Here's what we've got to look forward to:
Imaginary Fred is a unique take on the concept of imaginary friends. It’s the story of two little boys and their shared love of movies, music, and comic books. It is about how a little bit of electricity, a little bit of luck, and a little bit of magic can spark a friendship like no other. The perfect chemistry between Eoin Colfer’s text and Oliver Jeffers’s artwork will make for a treasured new picture book.
The publisher's already calling it an "instant children's classic," "genius" and "the stuff of dreams." It's way too soon to be throwing labels like that around, but we're nevertheless excited to see what fun this duo whips up.
There are few writers as prolific as T.C. Boyle who consistently produce such high-quality and varied work—he is the author of 24 books of fiction and has been the recipient of several literary awards, including the PEN/Faulkner—so it's both unsurprising and exciting to receive news of upcoming novels.
After three decades with Viking, Boyle will publish his next two novels with Ecco, an imprint of Harper. The first, The Harder They Come, will be published in March 2015. As with many of Boyle's books, it will be set in California and will feature multiple interwoven storylines, featuring an aging ex-Marine, his unstable son and the son’s much older lover.
Boyle commented on his move to Ecco:
“This is an occasion for my books to reach a new and ever-widening audience, a circumstance that every author, however successful, yearns for.

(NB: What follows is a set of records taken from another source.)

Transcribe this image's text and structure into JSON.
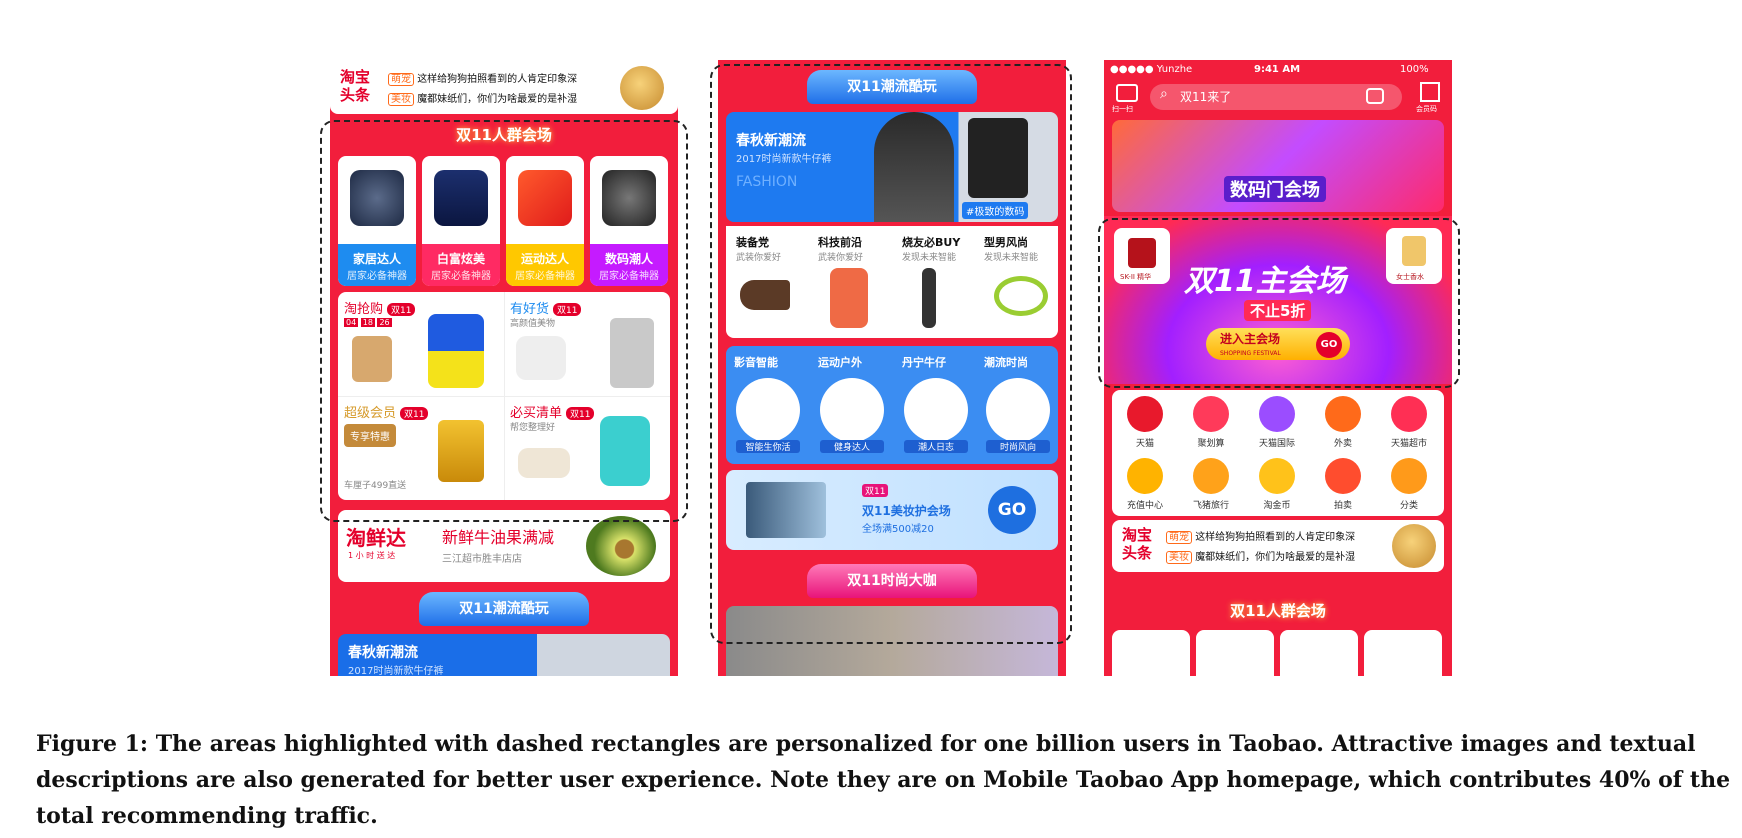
{
  "screen1": {
    "toutiao_logo": "淘宝头条",
    "toutiao_tag1": "萌宠",
    "toutiao_line1": "这样给狗狗拍照看到的人肯定印象深",
    "toutiao_tag2": "美妆",
    "toutiao_line2": "魔都妹纸们，你们为啥最爱的是补湿",
    "section_title": "双11人群会场",
    "categories": [
      {
        "title": "家居达人",
        "subtitle": "居家必备神器"
      },
      {
        "title": "白富炫美",
        "subtitle": "居家必备神器"
      },
      {
        "title": "运动达人",
        "subtitle": "居家必备神器"
      },
      {
        "title": "数码潮人",
        "subtitle": "居家必备神器"
      }
    ],
    "promo_a_title": "淘抢购",
    "promo_a_badge": "双11",
    "promo_a_timer": [
      "04",
      "18",
      "26"
    ],
    "promo_b_title": "有好货",
    "promo_b_badge": "双11",
    "promo_b_sub": "高颜值美物",
    "promo_c_title": "超级会员",
    "promo_c_badge": "双11",
    "promo_c_ticket": "专享特惠",
    "promo_c_bottom": "车厘子499直送",
    "promo_d_title": "必买清单",
    "promo_d_badge": "双11",
    "promo_d_sub": "帮您整理好",
    "xianda_logo": "淘鲜达",
    "xianda_logo_sub": "1 小 时 送 达",
    "xianda_title": "新鲜牛油果满减",
    "xianda_sub": "三江超市胜丰店店",
    "trend_tab": "双11潮流酷玩",
    "trend_title": "春秋新潮流",
    "trend_sub": "2017时尚新款牛仔裤"
  },
  "screen2": {
    "trend_tab": "双11潮流酷玩",
    "hero_title": "春秋新潮流",
    "hero_sub": "2017时尚新款牛仔裤",
    "hero_watermark": "FASHION",
    "hero_tag": "#极致的数码",
    "row1": [
      {
        "title": "装备党",
        "sub": "武装你爱好"
      },
      {
        "title": "科技前沿",
        "sub": "武装你爱好"
      },
      {
        "title": "烧友必BUY",
        "sub": "发现未来智能"
      },
      {
        "title": "型男风尚",
        "sub": "发现未来智能"
      }
    ],
    "row2": [
      {
        "title": "影音智能",
        "badge": "智能生你活"
      },
      {
        "title": "运动户外",
        "badge": "健身达人"
      },
      {
        "title": "丹宁牛仔",
        "badge": "潮人日志"
      },
      {
        "title": "潮流时尚",
        "badge": "时尚风向"
      }
    ],
    "beauty_badge": "双11",
    "beauty_title": "双11美妆护会场",
    "beauty_sub": "全场满500减20",
    "go": "GO",
    "fashion_tab": "双11时尚大咖"
  },
  "screen3": {
    "status_carrier": "●●●●● Yunzhe",
    "status_time": "9:41 AM",
    "status_battery": "100%",
    "scan_label": "扫一扫",
    "search_text": "双11来了",
    "member_label": "会员码",
    "top_banner": "数码门会场",
    "left_product": "SK-II 精华",
    "right_product": "女士香水",
    "main_title": "双11主会场",
    "main_discount": "不止5折",
    "main_button": "进入主会场",
    "main_button_sub": "SHOPPING FESTIVAL",
    "go": "GO",
    "icons": [
      "天猫",
      "聚划算",
      "天猫国际",
      "外卖",
      "天猫超市",
      "充值中心",
      "飞猪旅行",
      "淘金币",
      "拍卖",
      "分类"
    ],
    "icon_colors": [
      "#e8192c",
      "#ff3a5a",
      "#9b4dff",
      "#ff6a1a",
      "#ff2f54",
      "#ffb300",
      "#ffa21a",
      "#ffc21a",
      "#ff4d2e",
      "#ff9a1a"
    ],
    "toutiao_logo": "淘宝头条",
    "toutiao_tag1": "萌宠",
    "toutiao_line1": "这样给狗狗拍照看到的人肯定印象深",
    "toutiao_tag2": "美妆",
    "toutiao_line2": "魔都妹纸们，你们为啥最爱的是补湿",
    "section_title": "双11人群会场"
  },
  "caption": "Figure 1: The areas highlighted with dashed rectangles are personalized for one billion users in Taobao. Attractive images and textual descriptions are also generated for better user experience. Note they are on Mobile Taobao App homepage, which contributes 40% of the total recommending traffic."
}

We live for and through our work and hope to bring illumination and entertainment at the deepest and most joyous level to our readers. So look out: here we come.”
No word on the second novel, but we'll keep you posted.

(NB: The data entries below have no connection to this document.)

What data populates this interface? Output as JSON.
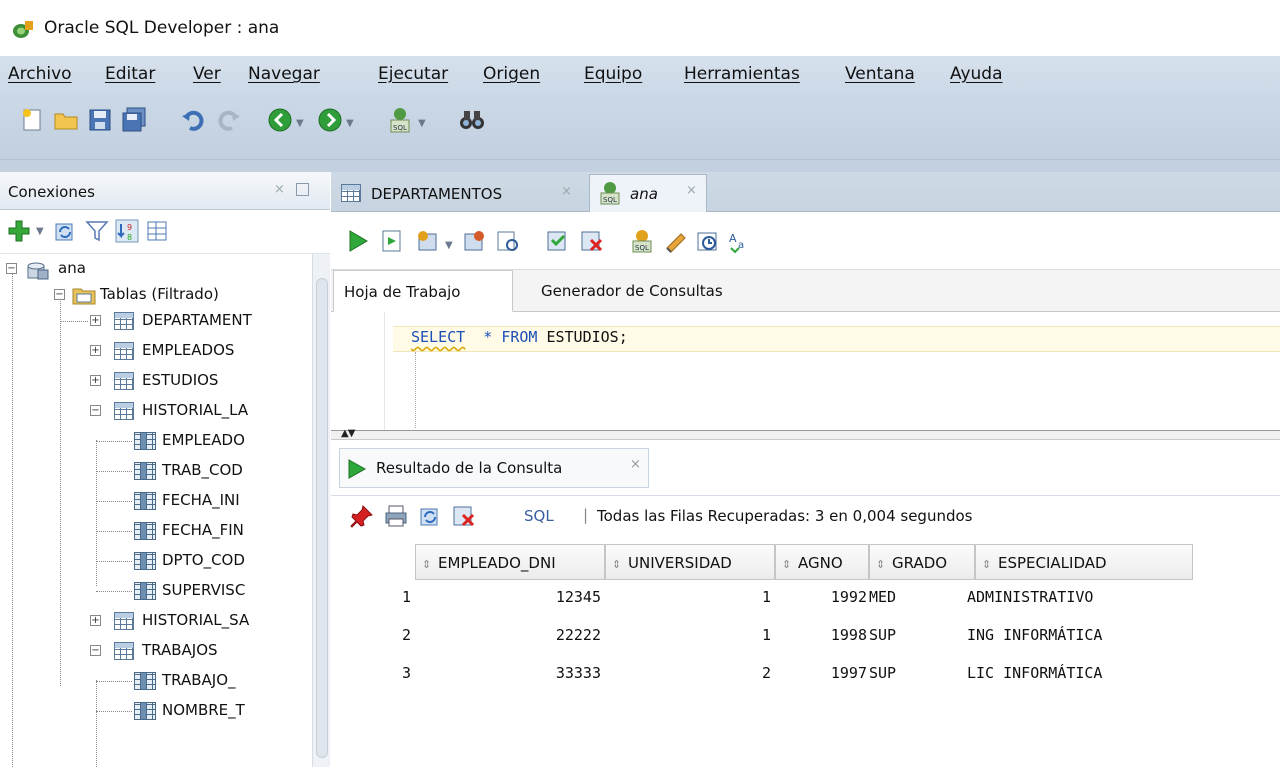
{
  "window": {
    "title": "Oracle SQL Developer : ana"
  },
  "menu": [
    "Archivo",
    "Editar",
    "Ver",
    "Navegar",
    "Ejecutar",
    "Origen",
    "Equipo",
    "Herramientas",
    "Ventana",
    "Ayuda"
  ],
  "connections": {
    "title": "Conexiones",
    "tree": [
      {
        "label": "ana",
        "toggle": "−"
      },
      {
        "label": "Tablas (Filtrado)",
        "toggle": "−"
      },
      {
        "label": "DEPARTAMENT",
        "toggle": "+"
      },
      {
        "label": "EMPLEADOS",
        "toggle": "+"
      },
      {
        "label": "ESTUDIOS",
        "toggle": "+"
      },
      {
        "label": "HISTORIAL_LA",
        "toggle": "−"
      },
      {
        "label": "EMPLEADO"
      },
      {
        "label": "TRAB_COD"
      },
      {
        "label": "FECHA_INI"
      },
      {
        "label": "FECHA_FIN"
      },
      {
        "label": "DPTO_COD"
      },
      {
        "label": "SUPERVISC"
      },
      {
        "label": "HISTORIAL_SA",
        "toggle": "+"
      },
      {
        "label": "TRABAJOS",
        "toggle": "−"
      },
      {
        "label": "TRABAJO_"
      },
      {
        "label": "NOMBRE_T"
      }
    ]
  },
  "doc_tabs": [
    {
      "label": "DEPARTAMENTOS",
      "close": "×"
    },
    {
      "label": "ana",
      "close": "×"
    }
  ],
  "worksheet_tabs": [
    "Hoja de Trabajo",
    "Generador de Consultas"
  ],
  "editor": {
    "kw1": "SELECT",
    "star": "*",
    "kw2": "FROM",
    "table": "ESTUDIOS;"
  },
  "results": {
    "tab_label": "Resultado de la Consulta",
    "tab_close": "×",
    "sql_link": "SQL",
    "separator": "|",
    "status": "Todas las Filas Recuperadas: 3 en 0,004 segundos",
    "columns": [
      "EMPLEADO_DNI",
      "UNIVERSIDAD",
      "AGNO",
      "GRADO",
      "ESPECIALIDAD"
    ],
    "rows": [
      {
        "n": "1",
        "dni": "12345",
        "uni": "1",
        "agno": "1992",
        "grado": "MED",
        "esp": "ADMINISTRATIVO"
      },
      {
        "n": "2",
        "dni": "22222",
        "uni": "1",
        "agno": "1998",
        "grado": "SUP",
        "esp": "ING INFORMÁTICA"
      },
      {
        "n": "3",
        "dni": "33333",
        "uni": "2",
        "agno": "1997",
        "grado": "SUP",
        "esp": "LIC INFORMÁTICA"
      }
    ]
  }
}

Author photo by Pablo Campos
Jane Smiley has never been a novelist who lacked ambition, but her new project might be her biggest yet. She's embarked on a trilogy that covers the last century of American life—and the first volume, Some Luck, will be published on October 7.
The action begins in 1920s Iowa, where the Langdon family—Rosanna, Walter and their five children—live on a farm, and each chapter covers roughly a year. As the children grow up and move away (or not), Smiley takes a panoramic look at the first half of the century, encompassing the Depression, World War II and the early 1950s. Early buzz is that this one is old-fashioned storytelling at its best.
Smiley has already completed the next two novels in the trilogy (or "cycle," as her publisher has dubbed it), and they're tentatively scheduled for publication in the spring and fall of next year. Like Ken Follett's Century Trilogy, which concludes this fall, the Langdon books take a look at some of this century's most epic events—although with a smaller, more intimate cast of one everyday family.
Check out the opening lines:
Walter Langdon hadn’t walked out to check the fence along the creek for a couple of months—now that the cows were up by the barn for easier milking in the winter, he’d been putting off fence-mending—so he hadn’t seen the pair of owls nesting in the big elm. . . . Right then, he saw one of the owls fly out of a big cavity maybe ten to twelve feet up, either a big female or a very big male—at any rate, the biggest horned owl Walter had ever seen—and he paused and stood there a minute, still in the afternoon breeze, listening, but there was nothing. He saw why in a moment. The owl floated out for maybe twenty yards, dropped toward the snowy pasture. Then came a high screaming, and the owl rose again, this time with a full-grown rabbit in its talons, writhing, then hanging limp, probably deadened by fear. Walter shook himself.
Will you read it? What books are you looking forward to this fall? Click here for more news on 2014 releases.